→ **What is being asked**:
The listing below is to be copied in full, line by line.

→ **Working data**:
• • • •

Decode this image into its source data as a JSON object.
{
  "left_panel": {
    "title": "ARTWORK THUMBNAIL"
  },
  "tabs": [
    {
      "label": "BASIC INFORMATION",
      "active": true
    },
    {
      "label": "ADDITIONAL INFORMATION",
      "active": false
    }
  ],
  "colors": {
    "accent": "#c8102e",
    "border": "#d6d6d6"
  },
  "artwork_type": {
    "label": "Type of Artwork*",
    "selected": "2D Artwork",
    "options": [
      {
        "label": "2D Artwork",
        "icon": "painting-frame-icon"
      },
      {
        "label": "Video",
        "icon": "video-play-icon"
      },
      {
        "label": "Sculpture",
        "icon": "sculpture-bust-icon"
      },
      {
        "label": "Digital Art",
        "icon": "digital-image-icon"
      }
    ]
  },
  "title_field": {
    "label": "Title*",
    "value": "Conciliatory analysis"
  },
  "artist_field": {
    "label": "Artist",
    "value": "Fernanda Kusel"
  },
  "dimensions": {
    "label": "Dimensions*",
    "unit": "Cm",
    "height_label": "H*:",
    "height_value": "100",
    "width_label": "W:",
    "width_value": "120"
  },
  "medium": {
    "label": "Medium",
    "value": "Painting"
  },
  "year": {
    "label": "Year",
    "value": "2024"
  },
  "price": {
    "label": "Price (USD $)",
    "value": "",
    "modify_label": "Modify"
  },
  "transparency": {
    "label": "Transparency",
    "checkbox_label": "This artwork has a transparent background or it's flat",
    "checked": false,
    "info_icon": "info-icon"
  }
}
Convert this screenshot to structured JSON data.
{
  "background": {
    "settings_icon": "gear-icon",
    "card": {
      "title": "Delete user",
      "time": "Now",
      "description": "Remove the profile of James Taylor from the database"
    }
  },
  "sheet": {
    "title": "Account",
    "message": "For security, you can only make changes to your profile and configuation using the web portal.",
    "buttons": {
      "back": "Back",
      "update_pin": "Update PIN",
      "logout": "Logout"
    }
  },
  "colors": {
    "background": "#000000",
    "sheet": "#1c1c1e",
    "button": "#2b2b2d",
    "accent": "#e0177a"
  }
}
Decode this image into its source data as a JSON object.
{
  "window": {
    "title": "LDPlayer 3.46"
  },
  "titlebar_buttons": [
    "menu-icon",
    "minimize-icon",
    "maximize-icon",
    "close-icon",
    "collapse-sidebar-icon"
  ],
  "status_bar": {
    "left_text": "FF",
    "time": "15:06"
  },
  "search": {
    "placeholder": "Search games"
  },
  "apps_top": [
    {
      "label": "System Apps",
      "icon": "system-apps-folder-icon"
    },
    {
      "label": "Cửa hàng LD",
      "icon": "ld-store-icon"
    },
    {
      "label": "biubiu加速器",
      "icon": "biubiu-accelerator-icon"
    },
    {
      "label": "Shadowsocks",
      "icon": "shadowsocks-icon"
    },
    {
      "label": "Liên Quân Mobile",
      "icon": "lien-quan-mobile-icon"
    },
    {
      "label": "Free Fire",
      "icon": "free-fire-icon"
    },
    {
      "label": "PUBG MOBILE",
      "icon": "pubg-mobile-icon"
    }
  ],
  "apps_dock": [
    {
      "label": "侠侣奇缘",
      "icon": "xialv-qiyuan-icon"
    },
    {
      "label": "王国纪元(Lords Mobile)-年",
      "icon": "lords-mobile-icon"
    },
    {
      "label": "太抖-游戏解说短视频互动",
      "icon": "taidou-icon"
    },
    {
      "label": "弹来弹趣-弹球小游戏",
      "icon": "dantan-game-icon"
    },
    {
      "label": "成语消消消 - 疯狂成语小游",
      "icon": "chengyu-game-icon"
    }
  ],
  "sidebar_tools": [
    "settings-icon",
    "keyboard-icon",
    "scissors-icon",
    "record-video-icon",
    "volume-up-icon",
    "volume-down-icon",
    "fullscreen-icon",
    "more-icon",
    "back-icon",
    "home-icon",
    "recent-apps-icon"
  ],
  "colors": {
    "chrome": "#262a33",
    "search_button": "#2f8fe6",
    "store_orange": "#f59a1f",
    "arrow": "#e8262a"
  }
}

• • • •

→ **Result below**:
Decode this image into its source data as a JSON object.
{
  "left_panel": {
    "title": "ARTWORK THUMBNAIL"
  },
  "tabs": [
    {
      "label": "BASIC INFORMATION",
      "active": true
    },
    {
      "label": "ADDITIONAL INFORMATION",
      "active": false
    }
  ],
  "colors": {
    "accent": "#c8102e",
    "border": "#d6d6d6"
  },
  "artwork_type": {
    "label": "Type of Artwork*",
    "selected": "2D Artwork",
    "options": [
      {
        "label": "2D Artwork",
        "icon": "painting-frame-icon"
      },
      {
        "label": "Video",
        "icon": "video-play-icon"
      },
      {
        "label": "Sculpture",
        "icon": "sculpture-bust-icon"
      },
      {
        "label": "Digital Art",
        "icon": "digital-image-icon"
      }
    ]
  },
  "title_field": {
    "label": "Title*",
    "value": "Conciliatory analysis"
  },
  "artist_field": {
    "label": "Artist",
    "value": "Fernanda Kusel"
  },
  "dimensions": {
    "label": "Dimensions*",
    "unit": "Cm",
    "height_label": "H*:",
    "height_value": "100",
    "width_label": "W:",
    "width_value": "120"
  },
  "medium": {
    "label": "Medium",
    "value": "Painting"
  },
  "year": {
    "label": "Year",
    "value": "2024"
  },
  "price": {
    "label": "Price (USD $)",
    "value": "",
    "modify_label": "Modify"
  },
  "transparency": {
    "label": "Transparency",
    "checkbox_label": "This artwork has a transparent background or it's flat",
    "checked": false,
    "info_icon": "info-icon"
  }
}
Convert this screenshot to structured JSON data.
{
  "background": {
    "settings_icon": "gear-icon",
    "card": {
      "title": "Delete user",
      "time": "Now",
      "description": "Remove the profile of James Taylor from the database"
    }
  },
  "sheet": {
    "title": "Account",
    "message": "For security, you can only make changes to your profile and configuation using the web portal.",
    "buttons": {
      "back": "Back",
      "update_pin": "Update PIN",
      "logout": "Logout"
    }
  },
  "colors": {
    "background": "#000000",
    "sheet": "#1c1c1e",
    "button": "#2b2b2d",
    "accent": "#e0177a"
  }
}
Decode this image into its source data as a JSON object.
{
  "window": {
    "title": "LDPlayer 3.46"
  },
  "titlebar_buttons": [
    "menu-icon",
    "minimize-icon",
    "maximize-icon",
    "close-icon",
    "collapse-sidebar-icon"
  ],
  "status_bar": {
    "left_text": "FF",
    "time": "15:06"
  },
  "search": {
    "placeholder": "Search games"
  },
  "apps_top": [
    {
      "label": "System Apps",
      "icon": "system-apps-folder-icon"
    },
    {
      "label": "Cửa hàng LD",
      "icon": "ld-store-icon"
    },
    {
      "label": "biubiu加速器",
      "icon": "biubiu-accelerator-icon"
    },
    {
      "label": "Shadowsocks",
      "icon": "shadowsocks-icon"
    },
    {
      "label": "Liên Quân Mobile",
      "icon": "lien-quan-mobile-icon"
    },
    {
      "label": "Free Fire",
      "icon": "free-fire-icon"
    },
    {
      "label": "PUBG MOBILE",
      "icon": "pubg-mobile-icon"
    }
  ],
  "apps_dock": [
    {
      "label": "侠侣奇缘",
      "icon": "xialv-qiyuan-icon"
    },
    {
      "label": "王国纪元(Lords Mobile)-年",
      "icon": "lords-mobile-icon"
    },
    {
      "label": "太抖-游戏解说短视频互动",
      "icon": "taidou-icon"
    },
    {
      "label": "弹来弹趣-弹球小游戏",
      "icon": "dantan-game-icon"
    },
    {
      "label": "成语消消消 - 疯狂成语小游",
      "icon": "chengyu-game-icon"
    }
  ],
  "sidebar_tools": [
    "settings-icon",
    "keyboard-icon",
    "scissors-icon",
    "record-video-icon",
    "volume-up-icon",
    "volume-down-icon",
    "fullscreen-icon",
    "more-icon",
    "back-icon",
    "home-icon",
    "recent-apps-icon"
  ],
  "colors": {
    "chrome": "#262a33",
    "search_button": "#2f8fe6",
    "store_orange": "#f59a1f",
    "arrow": "#e8262a"
  }
}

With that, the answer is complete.